Task goal:
Using the records provided below, locate and copy each line that contains the word "value".

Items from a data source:
++++++++++
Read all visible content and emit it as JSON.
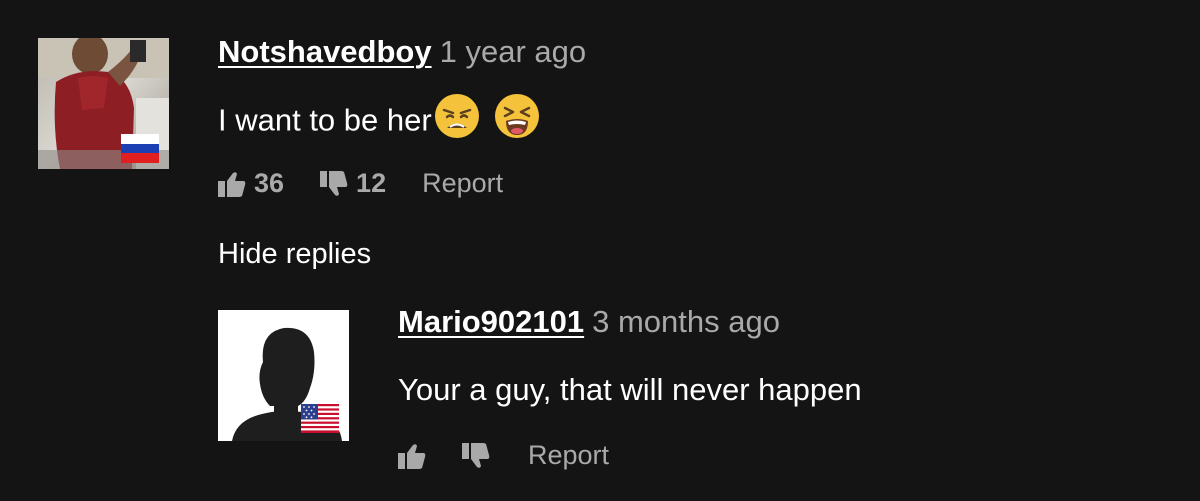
{
  "comments": [
    {
      "username": "Notshavedboy",
      "timestamp": "1 year ago",
      "text": "I want to be her",
      "emojis": [
        "weary-face",
        "tired-face"
      ],
      "likes": "36",
      "dislikes": "12",
      "report_label": "Report",
      "flag": "russia",
      "avatar": "user-photo"
    }
  ],
  "hide_replies_label": "Hide replies",
  "replies": [
    {
      "username": "Mario902101",
      "timestamp": "3 months ago",
      "text": "Your a guy, that will never happen",
      "likes": "",
      "dislikes": "",
      "report_label": "Report",
      "flag": "usa",
      "avatar": "default-silhouette"
    }
  ],
  "colors": {
    "background": "#141414",
    "text_primary": "#ffffff",
    "text_secondary": "#a9a9a9",
    "emoji_yellow": "#f5c33b"
  }
}
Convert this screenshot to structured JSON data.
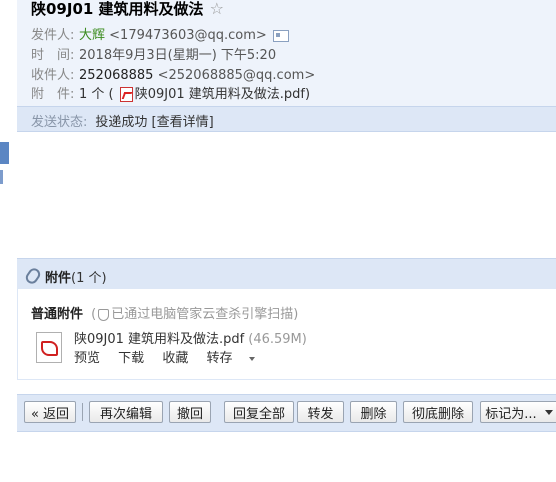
{
  "mail": {
    "subject": "陕09J01 建筑用料及做法",
    "star": "☆",
    "sender": {
      "label": "发件人:",
      "name": "大辉",
      "email": "<179473603@qq.com>"
    },
    "time": {
      "label": "时　间:",
      "value": "2018年9月3日(星期一) 下午5:20"
    },
    "recipient": {
      "label": "收件人:",
      "name": "252068885",
      "email": "<252068885@qq.com>"
    },
    "attachment_summary": {
      "label": "附　件:",
      "prefix": "1 个 (",
      "file": "陕09J01 建筑用料及做法.pdf",
      "suffix": ")"
    },
    "status": {
      "label": "发送状态:",
      "value": "投递成功 [查看详情]"
    }
  },
  "attachments": {
    "title": "附件",
    "count": "(1 个)",
    "type_label": "普通附件",
    "scan_text": "已通过电脑管家云查杀引擎扫描",
    "scan_open": "(",
    "scan_close": ")",
    "file": {
      "name": "陕09J01 建筑用料及做法.pdf",
      "size": "(46.59M)"
    },
    "actions": {
      "preview": "预览",
      "download": "下载",
      "collect": "收藏",
      "transfer": "转存"
    }
  },
  "toolbar": {
    "back": "« 返回",
    "reedit": "再次编辑",
    "recall": "撤回",
    "reply_all": "回复全部",
    "forward": "转发",
    "delete": "删除",
    "delete_forever": "彻底删除",
    "mark_as": "标记为..."
  },
  "colors": {
    "header_bg": "#eef3fb",
    "bar_bg": "#dde7f6",
    "sender_name": "#3c8c1f",
    "accent_tab": "#5b86c3"
  }
}
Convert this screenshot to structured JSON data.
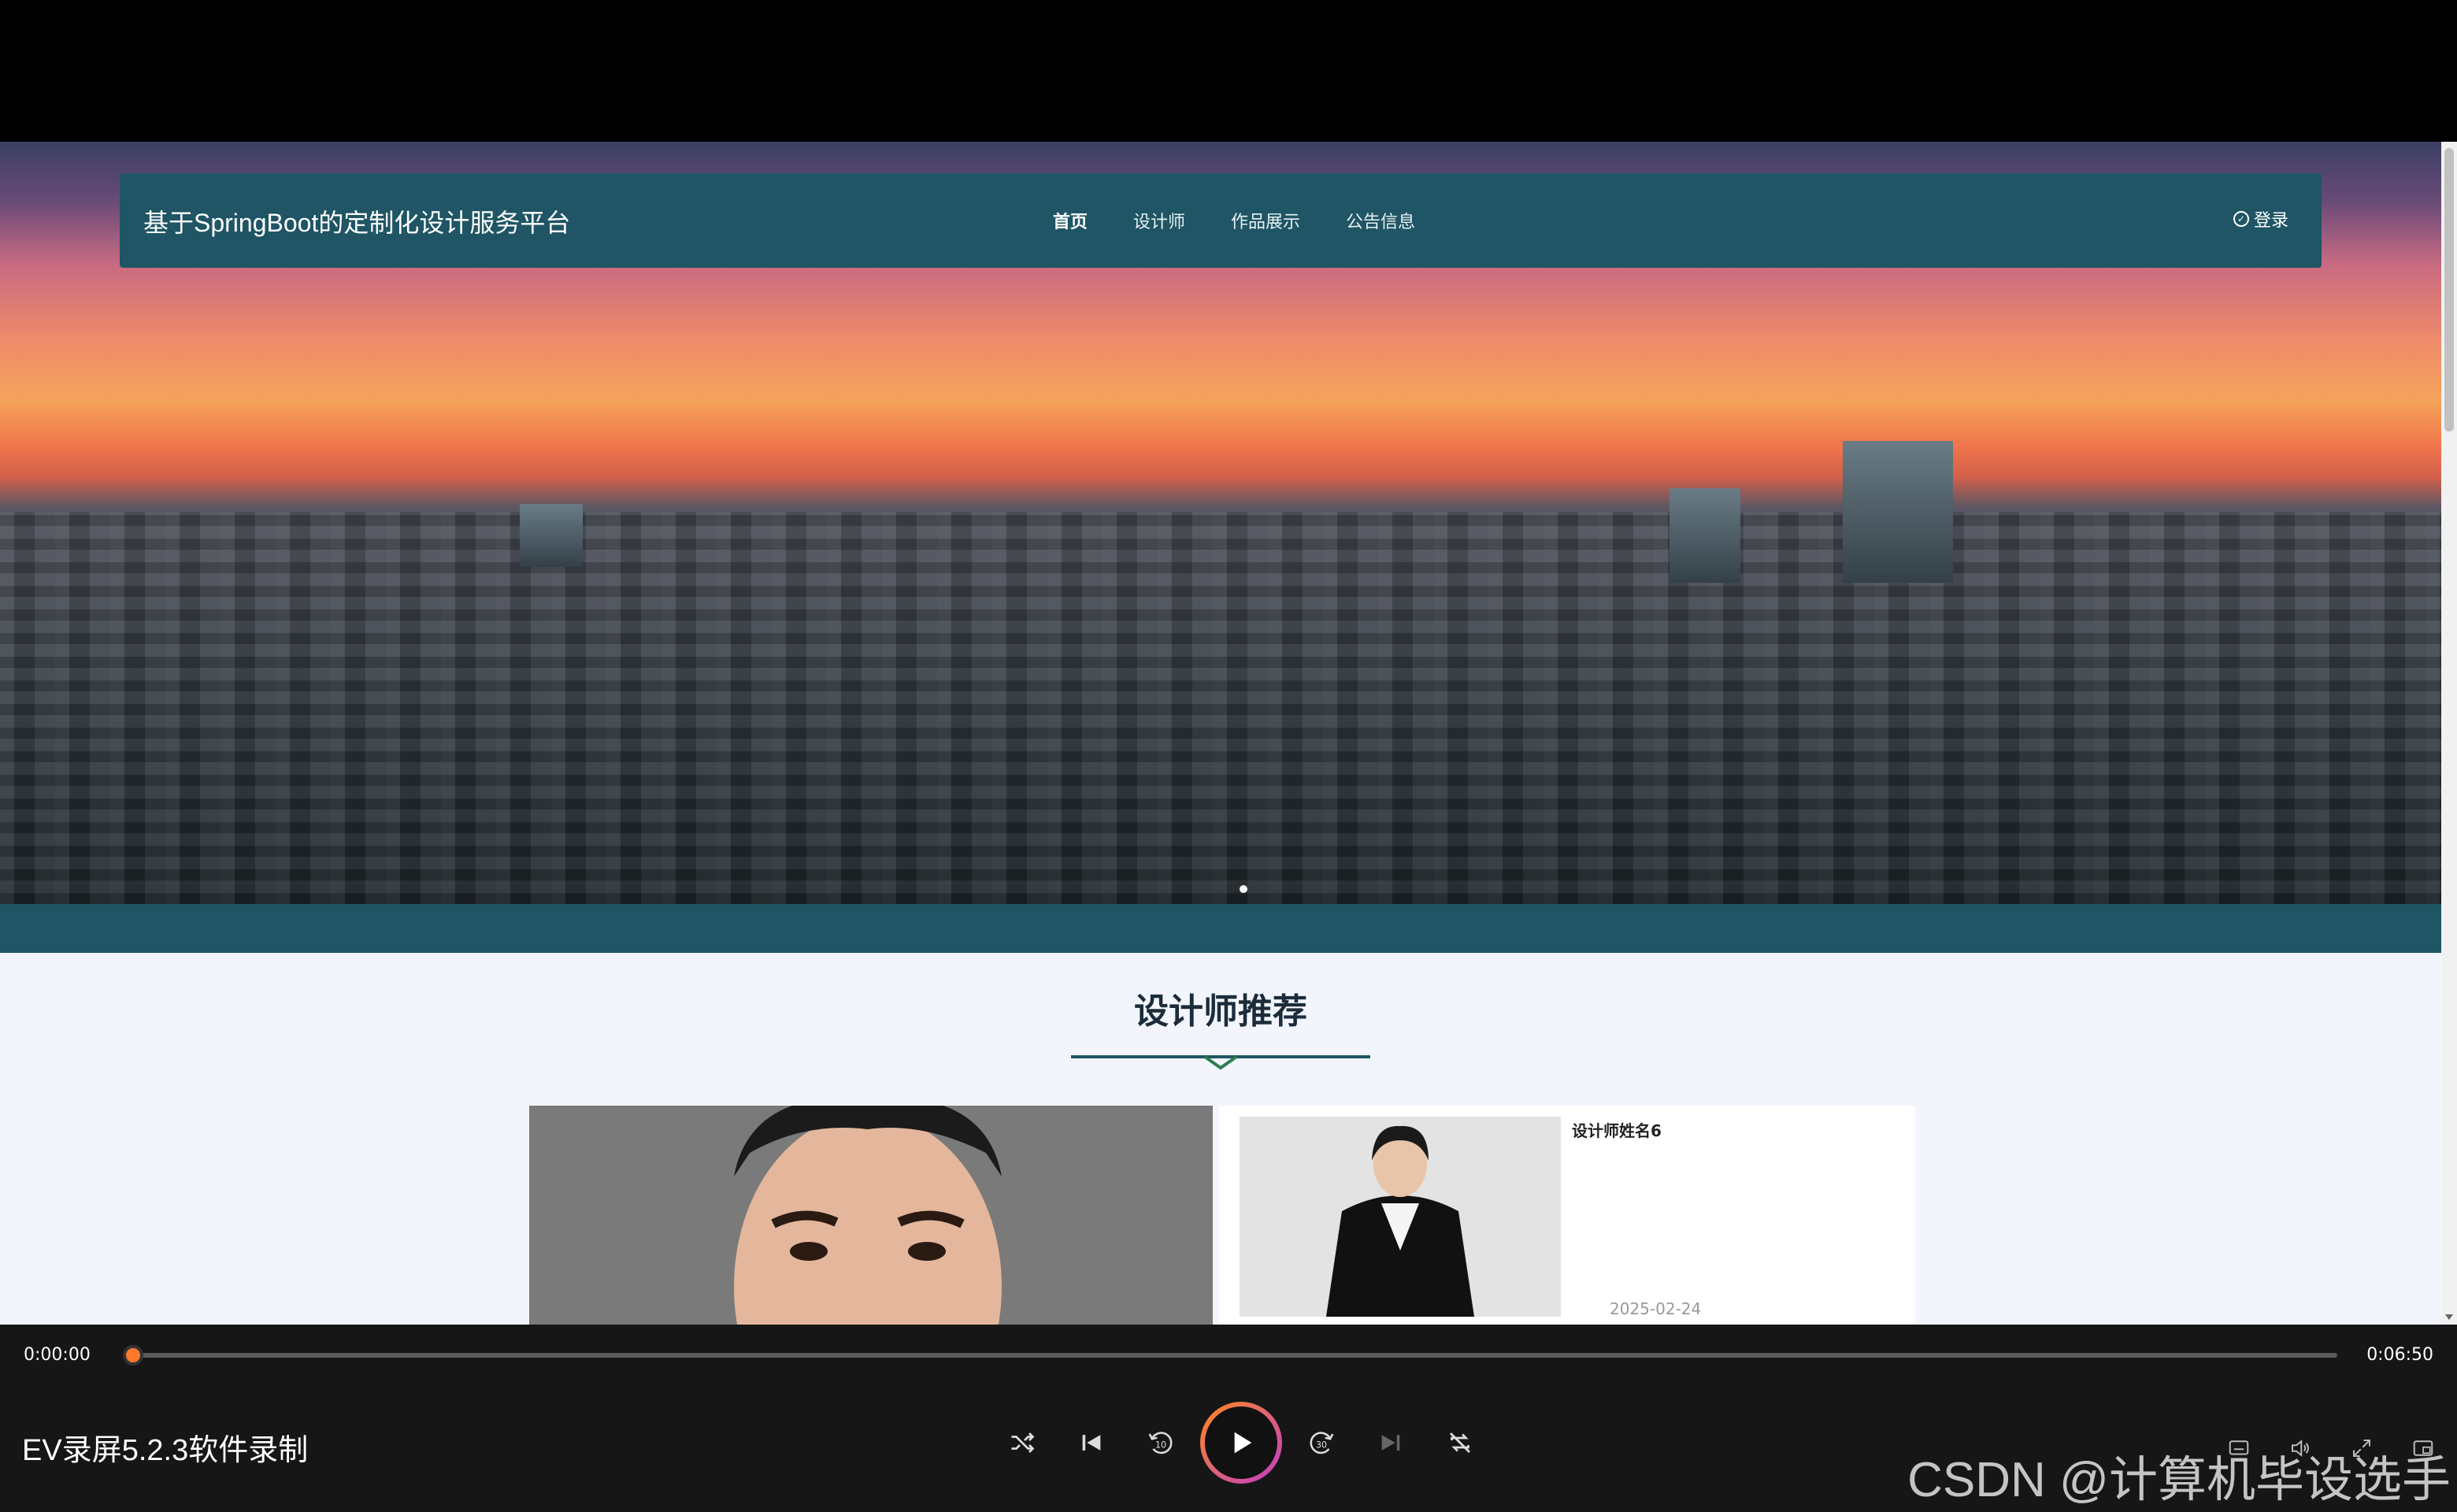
{
  "site": {
    "title": "基于SpringBoot的定制化设计服务平台",
    "nav": [
      "首页",
      "设计师",
      "作品展示",
      "公告信息"
    ],
    "active_nav": "首页",
    "login_label": "登录",
    "brand_color": "#1f5564"
  },
  "section": {
    "title": "设计师推荐"
  },
  "designers": [
    {
      "name": "设计师姓名6",
      "date": "2025-02-24"
    }
  ],
  "player": {
    "time_start": "0:00:00",
    "time_end": "0:06:50",
    "progress_fraction": 0.0,
    "recorder_label": "EV录屏5.2.3软件录制",
    "accent": "#ff7a2a",
    "controls": [
      "shuffle-icon",
      "skip-previous-icon",
      "rewind-10-icon",
      "play-icon",
      "forward-30-icon",
      "skip-next-icon",
      "repeat-off-icon"
    ],
    "right_controls": [
      "subtitle-icon",
      "volume-icon",
      "expand-icon",
      "mini-player-icon"
    ]
  },
  "watermark": "CSDN @计算机毕设选手"
}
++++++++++
Exercise solution:
      "value": "2018年9月3日(星期一) 下午5:20"
      "value": "投递成功 [查看详情]"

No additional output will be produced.